Labels: Book Display Widgets, librarything for libraries

Tuesday, January 22nd, 2013

Pew study: Library patrons want personalized recommendations

A new Pew Internet study on Library Services in the Digital Age was released today, and it contains some findings we found particularly interesting. When asked whether they would use:

“Amazon”-style customized book/audio/video recommendation schemes that are based on patrons’ prior library behavior

29% of Americans 16 and older said they would be “very likely” to use such a service, with another 35% saying they would be “somewhat likely” to do so.

That’s 64% of patrons interested in a library service which suggested books, audiobooks and DVDs to them based on their own preferences.

This shouldn’t be a surprise. It’s not just Amazon that learns what you like these days. Personal algorithmic recommendations drive dozens of major sites, from Netflix and Pandora to Pinterest, YouTube and Twitter. Patrons get this stuff.

As chance would have it, we know of only one service that integrates with library holdings and catalogs, allowing library patrons to receive personalized recommendations—our own BookPsychic. Yes, there are a few in-catalog services that offer recommendations book-by-book—including our own LibraryThing for Libraries “Similar Books”—but BookPsychic is the only library service that learns what you like and adapts accordingly.

What is BookPsychic? Launched in August, BookPsychic is an easy and fun personal recommender system for library patrons—like Netflix or Amazon, but all about what’s in and what’s popular at your library. As you rate books and DVDs, BookPsychic learns more and more about your tastes, and comes up with recommendation lists. And everything shown or recommended is available at your library. Simple “bookstore” genres, like “Recent fiction” and “History,” help you zero in on the books you want.
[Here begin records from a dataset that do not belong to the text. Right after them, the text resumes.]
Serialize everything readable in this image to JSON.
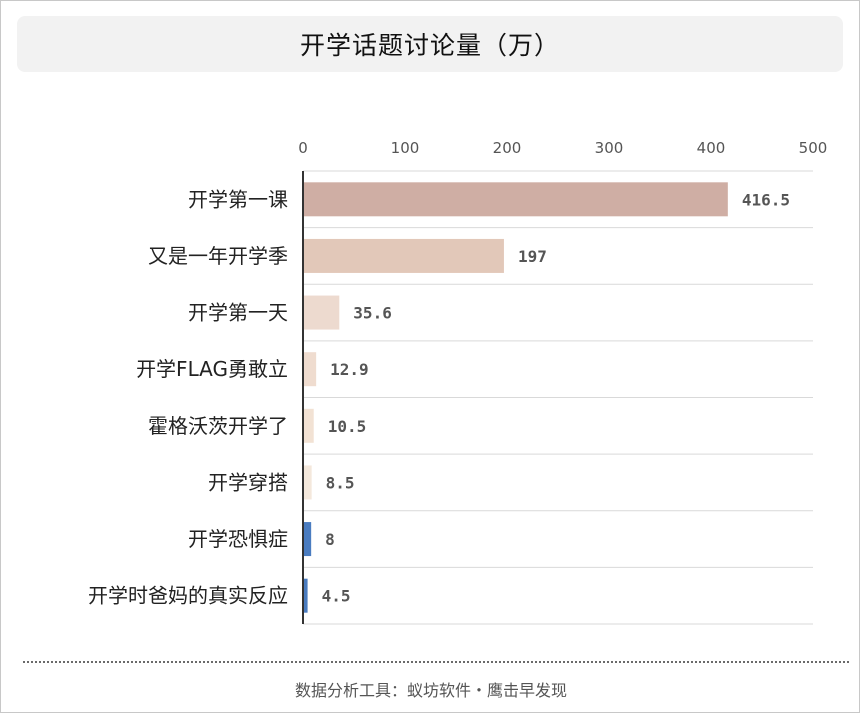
{
  "chart_data": {
    "type": "bar",
    "orientation": "horizontal",
    "title": "开学话题讨论量（万）",
    "categories": [
      "开学第一课",
      "又是一年开学季",
      "开学第一天",
      "开学FLAG勇敢立",
      "霍格沃茨开学了",
      "开学穿搭",
      "开学恐惧症",
      "开学时爸妈的真实反应"
    ],
    "values": [
      416.5,
      197,
      35.6,
      12.9,
      10.5,
      8.5,
      8,
      4.5
    ],
    "data_labels": [
      "416.5",
      "197",
      "35.6",
      "12.9",
      "10.5",
      "8.5",
      "8",
      "4.5"
    ],
    "bar_colors": [
      "#cfaea4",
      "#e2c8b9",
      "#eddacf",
      "#efdccf",
      "#f2e2d4",
      "#f4e8dc",
      "#4a7cc0",
      "#4a7cc0"
    ],
    "xlim": [
      0,
      500
    ],
    "x_ticks": [
      0,
      100,
      200,
      300,
      400,
      500
    ],
    "tick_labels": [
      "0",
      "100",
      "200",
      "300",
      "400",
      "500"
    ],
    "axis_position": "top",
    "grid": true,
    "legend": "none"
  },
  "footer": {
    "source": "数据分析工具：蚁坊软件・鹰击早发现"
  }
}
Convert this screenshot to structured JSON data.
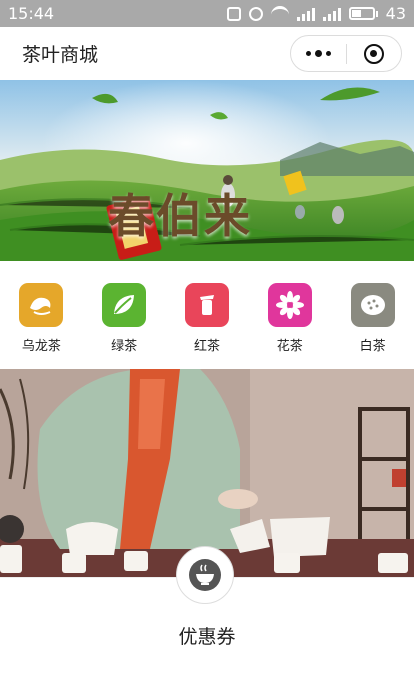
{
  "status_bar": {
    "time": "15:44",
    "battery_level": "43"
  },
  "nav": {
    "title": "茶叶商城"
  },
  "banner": {
    "headline": "春伯来"
  },
  "categories": [
    {
      "label": "乌龙茶",
      "color": "#e5a72a"
    },
    {
      "label": "绿茶",
      "color": "#5bb431"
    },
    {
      "label": "红茶",
      "color": "#e9455a"
    },
    {
      "label": "花茶",
      "color": "#e0369c"
    },
    {
      "label": "白茶",
      "color": "#8a8a80"
    }
  ],
  "coupon": {
    "label": "优惠券"
  }
}
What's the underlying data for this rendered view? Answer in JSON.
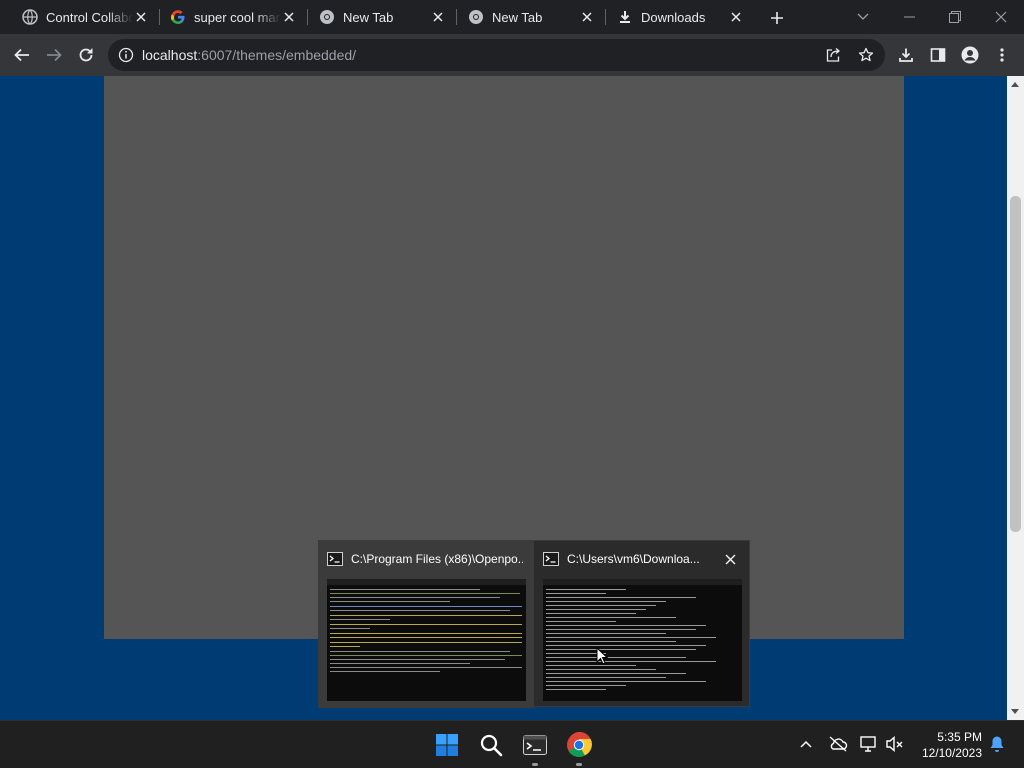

In the text of the full report (p.61) the researchers noted that some librarians were hesitant to endorse a recommendation service of this type due to concerns about privacy. For patrons, BookPsychic is a completely optional and opt-in system, with stringent privacy protections governing any ratings you make within BookPsychic or any recommendations made to you.

For more information on BookPsychic, see the announcement blog post, or come give it a try with the Portland Public Library. If you want to see what it can do in your library, we’d be happy to set you up with a simple no-commitment trial.

Abby and Kate will be at ALA Midwinter in Seattle this week, so stop by Booth 1108 and chat with them about BookPsychic, or any of the other LibraryThing for Libraries enhancements.


The Pew report is based on a survey of 2,252 Americans aged 16 and above taken between October 15 and November 10, 2012, with a mixture of cellphone and landline surveys. The margin of error is +/- 2.3%. For some more data related to this particular question within the survey, see page 61 of the full report.

Labels: BookPsychic, recommendations

Friday, January 18th, 2013

ALA Midwinter in Seattle – Free Exhibit Passes!

Kate and I will be heading to Seattle next week for ALA Midwinter. We’ll be setting up camp in booth 1108- just look for the giant inflatable giraffe if you can’t find us.

Are you in Seattle, or nearby, and want to get into the exhibit hall for free? I can help! We have free exhibit passes to give out: Click here to register.

The exhibit halls open Friday, January 25th at 5:30pm and close Monday the 28th at 2pm. So stop by our booth and say hi!

We will also be showing off a brand new LibraryThing for Libraries product (Book Display Widgets!) and upgrades to other features… More detailed announcements coming, or stop by the booth for a preview.

Labels: ALA midwinter, ALAMW13, Book Display Widgets, librarything for libraries